We had terminals for a long time, and PCs were brought in by users and line management long before IT blessed them because they fulfilled a very real need. In fact, as Microsoft grew to dominance, it did so while being accused of “not getting the enterprise.” Apple, which clearly doesn’t get the enterprise, is gaining share against Microsoft and, according to a recent Laura DiDio survey, is being considered by a large number of companies at the moment.
This points to the fact that the user is key to both getting into and holding the enterprise, and right now, the buyers actually seem vastly more excited about phones like the iPhone, Palm Pre, and Google Android phones than they do about any Microsoft product.
I notice in my own behavior that increasingly I’m not opening my laptop but working off my cell phone, and currently, I panic more if I forget my phone than if I forget my PC. Apple is rumored to be building a bigger iPod touch, and Google is rumored to be testing Android on netbooks, so it may not be long until we see a true alternative to both Apple and Windows PC emerge.
Seeing the Old PC With New Eyes
The trick may be for Microsoft and the OEMs to get people to look at the PC with fresh eyes and see it differently than they now do. I’ve seen a number of designs that will be coming later in the year and will challenge how small, how thin, how connected and how inexpensive really cool personalized PC hardware can become.
At the right price point, with the right appearance, the right user experience, and strong benefits-based marketing, the PC could be made relevant again. You get something as small and sexy as the Sony Vaio P at the right price — it’s a little pricey at the moment — and you might actually have something folks will line up for.
Given the diversity of hardware that is coming, the challenge for Microsoft and the OEMs is to get folks excited about the top offerings without overwhelming them with so many choices it dilutes the focus of the launch. One of the reasons the iPhone and Palm Pre get so much attention is that attention is focused on these singular products and not spread across a diverse product landscape.
Windows 95 got focus as an operating system, but the market is clearly now favoring solutions, and that increases the degree of difficulty here substantially. I’m impressed with Windows 7, but I have to admit, I’m more impressed with how difficult it will be to make the product a star in the current environment.
Product of the Week: Second Generation MediaSmart Server
At a Macworld, you expect that the “Best of Show” award would always go to an Apple product and that a company like HP winning this award would be impossible. Yet that was what happened at what was likely the last Macworld ever to have been held. It wasn’t even a desktop product that won but a home server, and the reason it won was because it integrated so well with Macs and the make backup solution Time Machine. I’ve been using the first-generation MediaSmart server for over a year now, and it remains an amazing product.
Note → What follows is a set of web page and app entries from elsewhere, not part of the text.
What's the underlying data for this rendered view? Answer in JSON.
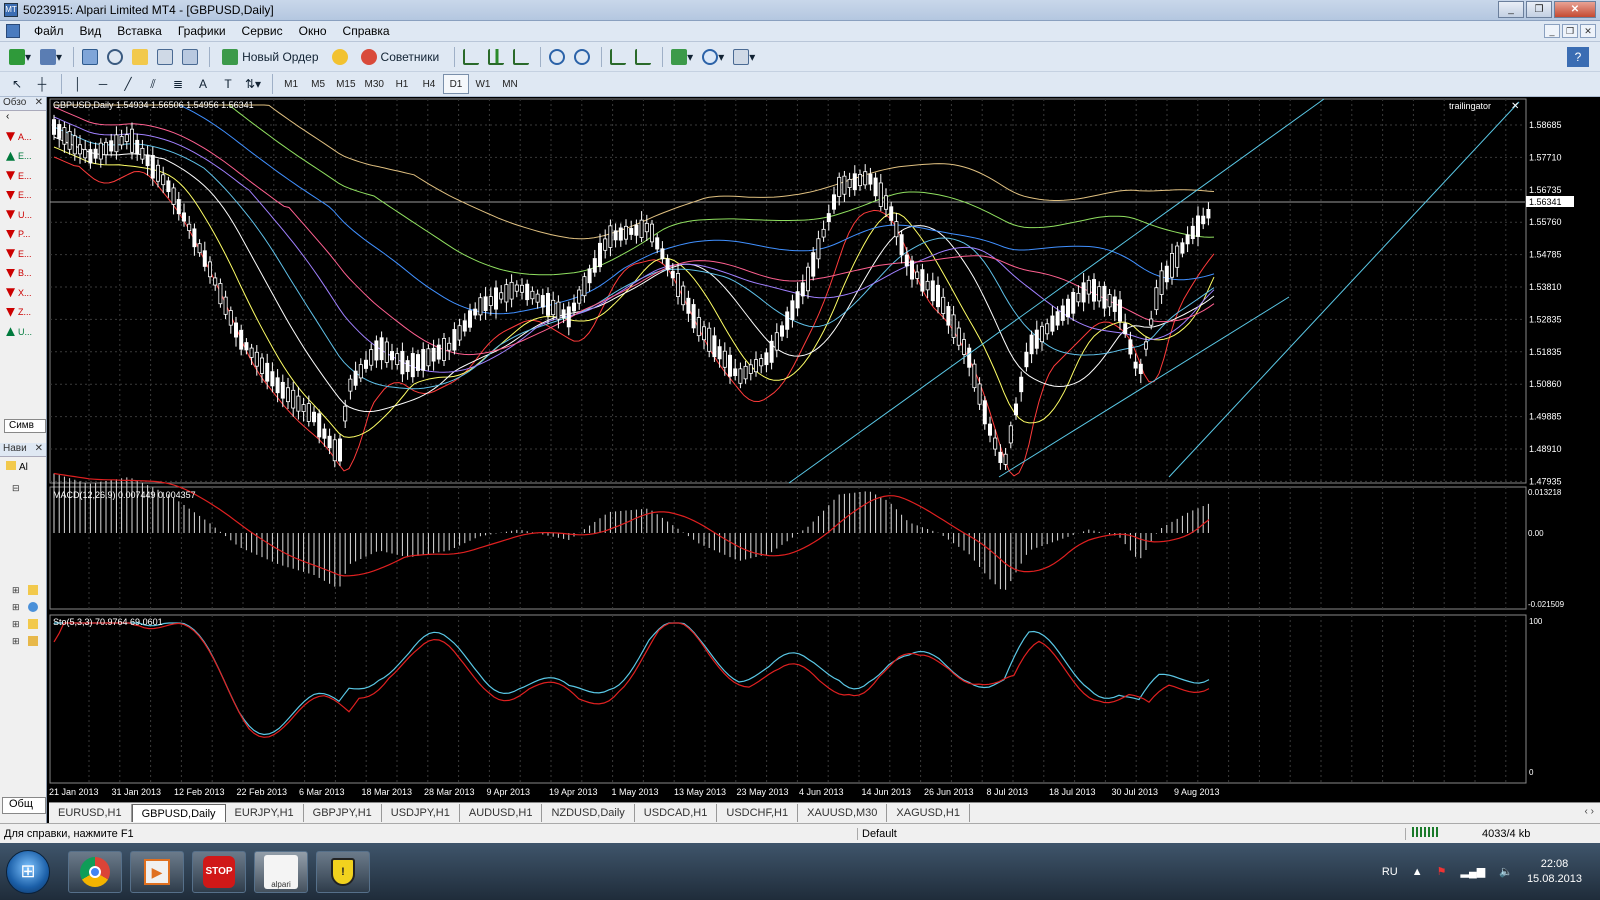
{
  "window": {
    "title": "5023915: Alpari Limited MT4 - [GBPUSD,Daily]",
    "buttons": [
      "_",
      "❐",
      "✕"
    ]
  },
  "menu": {
    "items": [
      "Файл",
      "Вид",
      "Вставка",
      "Графики",
      "Сервис",
      "Окно",
      "Справка"
    ]
  },
  "toolbar": {
    "new_order": "Новый Ордер",
    "experts": "Советники",
    "timeframes": [
      "M1",
      "M5",
      "M15",
      "M30",
      "H1",
      "H4",
      "D1",
      "W1",
      "MN"
    ],
    "active_timeframe": "D1"
  },
  "left_panel": {
    "market_watch_title": "Обзо",
    "symbols_tab": "Симв",
    "navigator_title": "Нави",
    "navigator_item": "Al",
    "general_tab": "Общ",
    "symbol_rows": [
      {
        "label": "A...",
        "color": "#cc0000"
      },
      {
        "label": "E...",
        "color": "#007a3d"
      },
      {
        "label": "E...",
        "color": "#cc0000"
      },
      {
        "label": "E...",
        "color": "#cc0000"
      },
      {
        "label": "U...",
        "color": "#cc0000"
      },
      {
        "label": "P...",
        "color": "#cc0000"
      },
      {
        "label": "E...",
        "color": "#cc0000"
      },
      {
        "label": "B...",
        "color": "#cc0000"
      },
      {
        "label": "X...",
        "color": "#cc0000"
      },
      {
        "label": "Z...",
        "color": "#cc0000"
      },
      {
        "label": "U...",
        "color": "#007a3d"
      }
    ]
  },
  "chart": {
    "header": "GBPUSD,Daily  1.54934 1.56506 1.54956 1.56341",
    "expert": "trailingator",
    "current_price": "1.56341",
    "price_labels": [
      "1.58685",
      "1.57710",
      "1.56735",
      "1.55760",
      "1.54785",
      "1.53810",
      "1.52835",
      "1.51835",
      "1.50860",
      "1.49885",
      "1.48910",
      "1.47935"
    ],
    "date_labels": [
      "21 Jan 2013",
      "31 Jan 2013",
      "12 Feb 2013",
      "22 Feb 2013",
      "6 Mar 2013",
      "18 Mar 2013",
      "28 Mar 2013",
      "9 Apr 2013",
      "19 Apr 2013",
      "1 May 2013",
      "13 May 2013",
      "23 May 2013",
      "4 Jun 2013",
      "14 Jun 2013",
      "26 Jun 2013",
      "8 Jul 2013",
      "18 Jul 2013",
      "30 Jul 2013",
      "9 Aug 2013"
    ],
    "macd_header": "MACD(12,26,9) 0.007449 0.004357",
    "macd_labels": [
      "0.013218",
      "0.00",
      "-0.021509"
    ],
    "stoch_header": "Sto(5,3,3) 70.9764 69.0601",
    "stoch_labels": [
      "100",
      "0"
    ]
  },
  "tabs": [
    "EURUSD,H1",
    "GBPUSD,Daily",
    "EURJPY,H1",
    "GBPJPY,H1",
    "USDJPY,H1",
    "AUDUSD,H1",
    "NZDUSD,Daily",
    "USDCAD,H1",
    "USDCHF,H1",
    "XAUUSD,M30",
    "XAGUSD,H1"
  ],
  "active_tab": "GBPUSD,Daily",
  "status": {
    "help": "Для справки, нажмите F1",
    "profile": "Default",
    "traffic": "4033/4 kb"
  },
  "taskbar": {
    "apps": [
      "chrome-icon",
      "media-player-icon",
      "stop-icon",
      "alpari-icon",
      "shield-icon"
    ],
    "stop_label": "STOP",
    "alpari_label": "alpari",
    "lang": "RU",
    "time": "22:08",
    "date": "15.08.2013"
  }
}
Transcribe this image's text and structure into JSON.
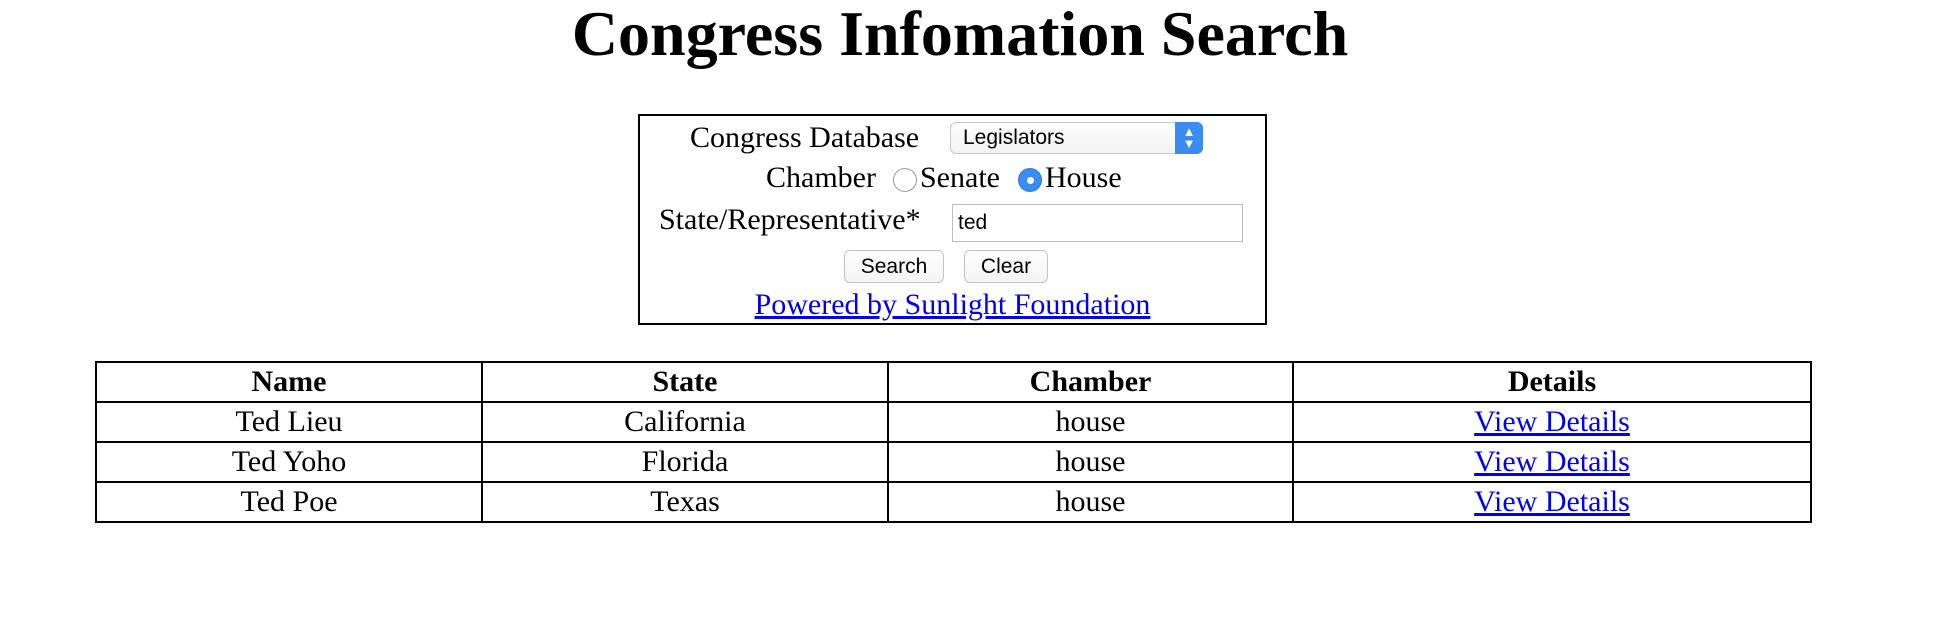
{
  "page": {
    "title": "Congress Infomation Search"
  },
  "form": {
    "database_label": "Congress Database",
    "database_selected": "Legislators",
    "chamber_label": "Chamber",
    "chamber_options": [
      {
        "label": "Senate",
        "checked": false
      },
      {
        "label": "House",
        "checked": true
      }
    ],
    "state_label": "State/Representative*",
    "state_value": "ted",
    "search_button": "Search",
    "clear_button": "Clear",
    "powered_by": "Powered by Sunlight Foundation"
  },
  "table": {
    "headers": [
      "Name",
      "State",
      "Chamber",
      "Details"
    ],
    "rows": [
      {
        "name": "Ted Lieu",
        "state": "California",
        "chamber": "house",
        "details": "View Details"
      },
      {
        "name": "Ted Yoho",
        "state": "Florida",
        "chamber": "house",
        "details": "View Details"
      },
      {
        "name": "Ted Poe",
        "state": "Texas",
        "chamber": "house",
        "details": "View Details"
      }
    ]
  },
  "colors": {
    "link": "#0000ee",
    "accent": "#3b8cf0"
  }
}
It quietly hums along in the background and serves up my files around the home, and in case I forget something, up on the Web under a secure link.
Because this product is one of those that quietly backs up my own machines, but especially because it is the first time an HP Server has ever won Best of Show at a Macworld, the MediaSmart Server Generation 2 is my product of the week.
Rob Enderle is a TechNewsWorld columnist and the principal analyst for the Enderle Group, a consultancy that focuses on personal technology products and trends.